───── Data for the task

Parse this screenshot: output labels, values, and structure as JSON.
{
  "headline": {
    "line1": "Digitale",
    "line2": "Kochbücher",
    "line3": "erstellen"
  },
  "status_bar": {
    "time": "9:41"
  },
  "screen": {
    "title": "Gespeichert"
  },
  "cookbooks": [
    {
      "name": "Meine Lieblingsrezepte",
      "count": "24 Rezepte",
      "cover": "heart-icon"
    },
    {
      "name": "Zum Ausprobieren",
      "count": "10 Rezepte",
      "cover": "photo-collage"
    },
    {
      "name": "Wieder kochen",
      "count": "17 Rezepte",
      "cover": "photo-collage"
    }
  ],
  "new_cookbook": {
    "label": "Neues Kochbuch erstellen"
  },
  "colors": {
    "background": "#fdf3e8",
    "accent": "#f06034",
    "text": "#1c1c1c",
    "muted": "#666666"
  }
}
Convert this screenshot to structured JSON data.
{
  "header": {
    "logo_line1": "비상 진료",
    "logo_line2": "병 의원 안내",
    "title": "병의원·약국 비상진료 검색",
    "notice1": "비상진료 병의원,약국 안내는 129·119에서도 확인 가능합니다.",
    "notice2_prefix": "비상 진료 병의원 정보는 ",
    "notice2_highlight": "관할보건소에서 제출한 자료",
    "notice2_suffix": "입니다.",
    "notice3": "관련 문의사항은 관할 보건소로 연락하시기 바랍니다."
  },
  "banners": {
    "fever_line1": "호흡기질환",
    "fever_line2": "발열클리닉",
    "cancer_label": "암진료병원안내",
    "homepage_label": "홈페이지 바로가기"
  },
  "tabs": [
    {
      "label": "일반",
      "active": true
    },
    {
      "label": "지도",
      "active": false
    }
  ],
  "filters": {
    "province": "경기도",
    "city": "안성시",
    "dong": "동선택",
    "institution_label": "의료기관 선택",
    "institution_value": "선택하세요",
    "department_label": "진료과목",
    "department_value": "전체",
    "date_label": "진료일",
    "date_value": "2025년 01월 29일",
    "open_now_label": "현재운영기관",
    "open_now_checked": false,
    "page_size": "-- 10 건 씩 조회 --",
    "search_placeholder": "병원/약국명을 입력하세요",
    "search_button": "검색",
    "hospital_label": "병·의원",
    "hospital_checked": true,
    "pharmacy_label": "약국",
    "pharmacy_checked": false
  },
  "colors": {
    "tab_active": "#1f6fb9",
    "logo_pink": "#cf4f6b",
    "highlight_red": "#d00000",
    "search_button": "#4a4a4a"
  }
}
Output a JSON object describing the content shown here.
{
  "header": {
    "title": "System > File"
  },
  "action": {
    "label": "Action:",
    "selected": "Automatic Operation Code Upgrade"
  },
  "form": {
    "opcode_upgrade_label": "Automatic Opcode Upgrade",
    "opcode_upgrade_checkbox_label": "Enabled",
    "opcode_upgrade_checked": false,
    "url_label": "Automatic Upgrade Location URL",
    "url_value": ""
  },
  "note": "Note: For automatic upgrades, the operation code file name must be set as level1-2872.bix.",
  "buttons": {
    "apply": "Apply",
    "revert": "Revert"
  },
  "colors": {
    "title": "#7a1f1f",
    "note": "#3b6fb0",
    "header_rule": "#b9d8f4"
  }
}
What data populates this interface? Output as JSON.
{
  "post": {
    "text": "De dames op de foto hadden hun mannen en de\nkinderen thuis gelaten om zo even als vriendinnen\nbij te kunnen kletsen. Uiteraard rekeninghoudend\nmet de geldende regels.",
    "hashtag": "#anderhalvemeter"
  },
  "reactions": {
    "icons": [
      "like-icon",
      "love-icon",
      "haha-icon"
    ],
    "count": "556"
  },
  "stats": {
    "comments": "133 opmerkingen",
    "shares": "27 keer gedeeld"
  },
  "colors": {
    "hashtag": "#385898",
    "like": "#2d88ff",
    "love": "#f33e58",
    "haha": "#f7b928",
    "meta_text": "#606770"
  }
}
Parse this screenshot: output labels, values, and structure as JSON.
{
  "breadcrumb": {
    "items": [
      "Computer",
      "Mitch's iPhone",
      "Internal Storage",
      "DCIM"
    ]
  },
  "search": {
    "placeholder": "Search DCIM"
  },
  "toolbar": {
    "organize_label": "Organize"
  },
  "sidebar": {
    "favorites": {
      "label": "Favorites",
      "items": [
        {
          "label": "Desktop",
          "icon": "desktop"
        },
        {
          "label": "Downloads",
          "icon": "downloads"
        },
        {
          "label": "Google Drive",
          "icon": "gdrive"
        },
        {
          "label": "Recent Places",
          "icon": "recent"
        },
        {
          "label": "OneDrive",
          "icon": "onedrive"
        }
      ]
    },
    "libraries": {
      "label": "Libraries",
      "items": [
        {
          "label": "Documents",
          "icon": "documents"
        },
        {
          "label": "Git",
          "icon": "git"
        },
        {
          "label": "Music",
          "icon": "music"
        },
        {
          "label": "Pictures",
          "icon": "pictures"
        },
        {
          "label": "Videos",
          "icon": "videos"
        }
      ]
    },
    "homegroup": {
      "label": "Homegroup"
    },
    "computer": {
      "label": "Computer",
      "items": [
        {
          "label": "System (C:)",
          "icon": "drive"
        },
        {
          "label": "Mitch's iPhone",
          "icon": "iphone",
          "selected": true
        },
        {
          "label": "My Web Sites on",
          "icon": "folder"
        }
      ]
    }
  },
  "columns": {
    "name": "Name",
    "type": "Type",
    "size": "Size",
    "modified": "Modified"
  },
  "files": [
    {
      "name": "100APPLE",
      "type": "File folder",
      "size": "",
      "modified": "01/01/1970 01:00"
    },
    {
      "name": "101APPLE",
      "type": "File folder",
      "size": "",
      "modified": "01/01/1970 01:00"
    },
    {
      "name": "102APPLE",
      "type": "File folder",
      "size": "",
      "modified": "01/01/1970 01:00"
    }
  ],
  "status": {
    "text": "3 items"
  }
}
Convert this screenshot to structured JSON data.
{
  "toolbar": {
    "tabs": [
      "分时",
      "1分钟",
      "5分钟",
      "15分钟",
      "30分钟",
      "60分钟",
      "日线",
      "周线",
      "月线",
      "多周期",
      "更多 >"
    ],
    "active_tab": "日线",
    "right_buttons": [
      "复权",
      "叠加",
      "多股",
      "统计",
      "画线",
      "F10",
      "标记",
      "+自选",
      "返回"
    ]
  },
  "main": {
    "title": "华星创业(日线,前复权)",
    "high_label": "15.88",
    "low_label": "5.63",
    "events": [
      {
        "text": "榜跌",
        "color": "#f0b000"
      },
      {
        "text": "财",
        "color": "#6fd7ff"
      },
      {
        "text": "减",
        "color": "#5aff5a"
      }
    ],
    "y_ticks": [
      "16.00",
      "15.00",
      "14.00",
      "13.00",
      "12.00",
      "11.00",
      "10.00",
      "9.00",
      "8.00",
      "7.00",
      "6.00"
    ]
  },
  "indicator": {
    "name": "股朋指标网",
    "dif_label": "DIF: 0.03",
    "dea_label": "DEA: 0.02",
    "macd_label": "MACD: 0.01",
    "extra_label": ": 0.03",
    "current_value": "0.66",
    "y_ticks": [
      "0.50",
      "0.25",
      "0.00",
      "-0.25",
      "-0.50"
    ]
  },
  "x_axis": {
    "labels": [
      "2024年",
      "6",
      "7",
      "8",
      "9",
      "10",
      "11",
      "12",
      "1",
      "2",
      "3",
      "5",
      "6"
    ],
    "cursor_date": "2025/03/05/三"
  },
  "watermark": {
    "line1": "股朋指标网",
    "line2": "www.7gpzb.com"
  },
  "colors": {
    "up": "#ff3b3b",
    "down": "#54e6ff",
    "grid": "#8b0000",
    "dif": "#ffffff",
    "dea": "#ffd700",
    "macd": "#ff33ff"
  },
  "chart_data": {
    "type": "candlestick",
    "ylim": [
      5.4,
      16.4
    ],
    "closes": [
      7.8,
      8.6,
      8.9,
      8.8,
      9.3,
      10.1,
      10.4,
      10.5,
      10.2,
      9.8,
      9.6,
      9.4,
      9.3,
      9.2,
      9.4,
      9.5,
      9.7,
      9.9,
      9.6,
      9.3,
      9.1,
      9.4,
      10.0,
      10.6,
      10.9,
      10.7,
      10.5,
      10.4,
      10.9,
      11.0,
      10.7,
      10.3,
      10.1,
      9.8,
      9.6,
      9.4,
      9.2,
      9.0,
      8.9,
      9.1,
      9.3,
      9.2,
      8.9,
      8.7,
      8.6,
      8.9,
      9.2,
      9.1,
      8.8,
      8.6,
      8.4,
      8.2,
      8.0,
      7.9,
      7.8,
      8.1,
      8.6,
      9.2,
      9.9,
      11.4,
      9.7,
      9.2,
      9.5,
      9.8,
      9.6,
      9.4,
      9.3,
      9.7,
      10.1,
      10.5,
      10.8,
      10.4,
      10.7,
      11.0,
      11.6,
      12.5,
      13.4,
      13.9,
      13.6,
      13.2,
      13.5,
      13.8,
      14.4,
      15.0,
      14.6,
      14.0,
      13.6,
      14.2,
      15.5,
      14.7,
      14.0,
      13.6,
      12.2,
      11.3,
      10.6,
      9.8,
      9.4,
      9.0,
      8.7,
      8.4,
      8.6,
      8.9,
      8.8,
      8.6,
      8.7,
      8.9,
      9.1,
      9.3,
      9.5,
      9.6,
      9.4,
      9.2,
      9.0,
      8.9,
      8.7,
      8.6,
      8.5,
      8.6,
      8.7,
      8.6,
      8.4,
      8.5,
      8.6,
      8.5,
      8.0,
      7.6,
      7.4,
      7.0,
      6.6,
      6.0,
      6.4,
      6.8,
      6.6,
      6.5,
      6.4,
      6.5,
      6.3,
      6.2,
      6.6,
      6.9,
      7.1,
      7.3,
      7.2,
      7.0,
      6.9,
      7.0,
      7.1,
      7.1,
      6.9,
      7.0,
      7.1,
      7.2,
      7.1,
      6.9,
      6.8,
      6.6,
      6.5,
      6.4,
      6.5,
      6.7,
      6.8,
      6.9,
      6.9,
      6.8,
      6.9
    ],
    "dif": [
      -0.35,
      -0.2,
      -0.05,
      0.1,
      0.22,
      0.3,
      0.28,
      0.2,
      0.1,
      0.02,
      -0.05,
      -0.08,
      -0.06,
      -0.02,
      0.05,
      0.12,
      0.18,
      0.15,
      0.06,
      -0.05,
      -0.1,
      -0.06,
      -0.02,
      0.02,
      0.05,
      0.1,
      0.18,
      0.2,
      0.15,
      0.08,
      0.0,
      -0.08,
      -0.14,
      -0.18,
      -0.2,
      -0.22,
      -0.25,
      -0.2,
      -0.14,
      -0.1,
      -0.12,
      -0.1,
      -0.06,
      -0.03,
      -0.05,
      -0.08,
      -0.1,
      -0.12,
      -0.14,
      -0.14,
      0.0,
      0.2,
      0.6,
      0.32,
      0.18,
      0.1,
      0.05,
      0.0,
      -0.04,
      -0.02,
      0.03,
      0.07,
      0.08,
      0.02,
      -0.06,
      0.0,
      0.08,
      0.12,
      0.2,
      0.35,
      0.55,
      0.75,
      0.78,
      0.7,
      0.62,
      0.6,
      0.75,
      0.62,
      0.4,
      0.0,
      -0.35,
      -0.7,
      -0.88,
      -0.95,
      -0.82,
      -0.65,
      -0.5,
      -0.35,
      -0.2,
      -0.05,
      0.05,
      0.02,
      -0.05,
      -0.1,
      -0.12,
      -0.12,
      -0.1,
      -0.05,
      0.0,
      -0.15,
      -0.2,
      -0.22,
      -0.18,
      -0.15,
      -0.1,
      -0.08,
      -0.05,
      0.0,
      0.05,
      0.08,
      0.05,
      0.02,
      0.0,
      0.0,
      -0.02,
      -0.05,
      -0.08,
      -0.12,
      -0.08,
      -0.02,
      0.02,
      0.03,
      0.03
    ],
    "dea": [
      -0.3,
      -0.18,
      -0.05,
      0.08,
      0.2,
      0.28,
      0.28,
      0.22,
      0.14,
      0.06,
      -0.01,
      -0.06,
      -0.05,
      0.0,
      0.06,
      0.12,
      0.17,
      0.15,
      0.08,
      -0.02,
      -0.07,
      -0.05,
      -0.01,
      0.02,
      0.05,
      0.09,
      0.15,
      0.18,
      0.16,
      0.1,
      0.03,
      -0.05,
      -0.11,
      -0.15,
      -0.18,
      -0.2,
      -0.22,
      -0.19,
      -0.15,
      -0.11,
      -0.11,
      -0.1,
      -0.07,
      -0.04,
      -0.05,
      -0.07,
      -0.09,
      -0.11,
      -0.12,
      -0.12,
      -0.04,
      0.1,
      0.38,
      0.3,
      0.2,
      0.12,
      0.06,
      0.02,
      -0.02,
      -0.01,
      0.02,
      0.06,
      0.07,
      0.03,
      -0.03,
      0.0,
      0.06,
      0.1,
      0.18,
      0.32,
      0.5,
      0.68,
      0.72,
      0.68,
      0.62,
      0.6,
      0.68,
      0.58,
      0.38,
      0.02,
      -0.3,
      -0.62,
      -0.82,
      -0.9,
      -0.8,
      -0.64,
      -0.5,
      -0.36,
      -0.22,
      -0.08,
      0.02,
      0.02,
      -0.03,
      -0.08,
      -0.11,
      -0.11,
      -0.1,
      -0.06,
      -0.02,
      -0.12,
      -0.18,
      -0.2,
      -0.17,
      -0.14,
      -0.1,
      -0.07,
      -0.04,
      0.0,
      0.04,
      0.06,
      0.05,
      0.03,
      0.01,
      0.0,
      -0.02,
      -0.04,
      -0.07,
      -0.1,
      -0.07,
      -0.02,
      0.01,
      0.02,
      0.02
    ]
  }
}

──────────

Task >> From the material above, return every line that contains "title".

Output of the exercise >>
    "title": "Gespeichert"
    "title": "병의원·약국 비상진료 검색",
    "title": "System > File"
    "title": "#7a1f1f",
    "title": "华星创业(日线,前复权)",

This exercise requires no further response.